According to artist Iaian Baxter&, a sense of place can be found in a person who is sensitive to many places, who is a person of the world.
“For many of us artists, our studios are our sense of place, somewhere that grounds us in the here and now,” he tells the audience at the opening of Sense of Place. Photos also help catalogue the time and place that help define a location, according to Baxter&.
A Sense of Place is a 36-piece print art show collective, and comes paired with a forum discussion on “sense of place” by Canadian literary heavyweight Alastair McLeod, international artist Iaian Baxter& and writer Nino Ricci.
Whitehorse audiences reflect very strongly on their “place”, compared with, say, Toronto audiences, remarks Windsor Printmaker’s Forum president Patricia Coates. “I’ve found the audience response to our forum discussion quite involved and strongly identified with, compared with when we held it in bigger cities.
“The topic is deeper here,” she says.
Whitehorse and Canadian audiences often echo a sense of place within nature. It becomes all-consuming, and as Alastair McLeod says, “You’re aware because every Canadian knows winter, and knows it well.”
And the print show itself? It is a showcase to the diversity of printmaking, with pieces done with silkscreening, lithographs, hydrographs, woodcuts, digital print, etching and relief reduction. It’s a tribute to the skill of Canadian and American artists, who answered Coates’ call for contributions to the work.
“We received over 200 entries, from artists all over Canada and the U.S.,” says Coates. The Windsor Printmaker’s Forum is on the cusp of the U.S./Canadian border, and hence invited American artists to be involved.
The strength of “place” within Canada and the U.S. is echoed in the print works. A playground swing is screened onto a yellow T-shirt, evoking a sense of childhood play and a “place” of sweet security. A great bull lithograph evokes a feeling of masculinity, of Spanish courage and places us in the arena of the great animal.
The show goes on the road, heading for the University of Western Ontario next.
Coates mentions that travelling throughout Canada has opened her eyes to the richness of Canadian culture. “As a Canadian, you assume certain things, or have a limited perspective. Doing this show and coming up to the Yukon, you see how vast and great our country really is,” she says.
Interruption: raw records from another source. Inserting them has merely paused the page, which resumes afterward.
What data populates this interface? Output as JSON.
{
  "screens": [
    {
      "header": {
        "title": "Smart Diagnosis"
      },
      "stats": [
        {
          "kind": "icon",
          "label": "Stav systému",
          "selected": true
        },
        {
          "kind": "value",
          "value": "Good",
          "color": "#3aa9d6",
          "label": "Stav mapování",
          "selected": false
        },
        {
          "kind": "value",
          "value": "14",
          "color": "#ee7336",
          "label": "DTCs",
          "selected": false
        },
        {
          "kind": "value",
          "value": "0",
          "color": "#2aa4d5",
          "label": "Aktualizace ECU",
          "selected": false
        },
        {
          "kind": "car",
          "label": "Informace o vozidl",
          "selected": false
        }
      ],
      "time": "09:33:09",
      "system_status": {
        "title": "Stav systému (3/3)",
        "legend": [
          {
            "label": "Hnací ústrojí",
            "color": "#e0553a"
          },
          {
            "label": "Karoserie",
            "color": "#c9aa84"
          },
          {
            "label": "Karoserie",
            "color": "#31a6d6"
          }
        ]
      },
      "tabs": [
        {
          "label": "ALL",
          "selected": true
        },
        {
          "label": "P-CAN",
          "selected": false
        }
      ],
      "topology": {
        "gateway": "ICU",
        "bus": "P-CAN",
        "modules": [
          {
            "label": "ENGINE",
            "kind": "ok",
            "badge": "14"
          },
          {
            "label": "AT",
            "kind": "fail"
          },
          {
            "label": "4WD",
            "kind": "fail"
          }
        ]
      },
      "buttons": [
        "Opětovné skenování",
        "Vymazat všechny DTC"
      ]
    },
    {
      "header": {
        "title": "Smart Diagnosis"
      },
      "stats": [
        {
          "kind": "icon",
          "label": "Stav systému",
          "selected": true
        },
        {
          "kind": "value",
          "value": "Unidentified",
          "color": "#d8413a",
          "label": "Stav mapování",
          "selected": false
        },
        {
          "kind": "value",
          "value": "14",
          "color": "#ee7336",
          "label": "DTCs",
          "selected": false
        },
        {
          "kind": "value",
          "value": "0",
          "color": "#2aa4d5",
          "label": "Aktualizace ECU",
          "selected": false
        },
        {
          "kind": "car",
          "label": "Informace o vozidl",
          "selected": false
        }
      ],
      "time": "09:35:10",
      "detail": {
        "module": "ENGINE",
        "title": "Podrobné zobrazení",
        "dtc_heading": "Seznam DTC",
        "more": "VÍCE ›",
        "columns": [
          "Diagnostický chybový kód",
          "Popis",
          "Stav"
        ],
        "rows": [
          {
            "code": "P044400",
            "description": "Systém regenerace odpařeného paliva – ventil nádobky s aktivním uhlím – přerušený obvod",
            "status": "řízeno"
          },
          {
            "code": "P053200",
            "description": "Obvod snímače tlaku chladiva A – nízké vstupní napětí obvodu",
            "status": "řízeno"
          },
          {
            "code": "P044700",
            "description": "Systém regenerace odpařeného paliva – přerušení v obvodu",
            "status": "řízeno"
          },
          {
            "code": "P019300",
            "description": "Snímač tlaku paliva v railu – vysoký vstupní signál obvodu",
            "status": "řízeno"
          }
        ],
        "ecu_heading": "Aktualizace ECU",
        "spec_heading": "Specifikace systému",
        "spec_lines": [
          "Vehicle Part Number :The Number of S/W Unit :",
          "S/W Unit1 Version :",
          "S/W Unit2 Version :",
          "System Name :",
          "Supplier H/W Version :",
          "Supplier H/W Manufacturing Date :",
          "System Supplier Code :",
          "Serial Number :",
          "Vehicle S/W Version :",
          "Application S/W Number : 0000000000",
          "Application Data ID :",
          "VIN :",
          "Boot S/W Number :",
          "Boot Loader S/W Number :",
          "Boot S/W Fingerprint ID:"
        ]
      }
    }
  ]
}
The forum on a sense of place is also “taking on a life of its own,” Coates adds.
“Alastair and Nino really wanted to come to the Yukon, and so we sought out a way to be here. We’re interested in Canada, the far-reaching aspects of it, the exotic. It’s a way to experience the entire country, the Far East, as far West and as far North as we can go,” she adds.
She anticipates further travelling with A Sense of Place, to all corners of Canada.
A Sense of Place is at the Yukon Arts Centre and will run until Oct. 29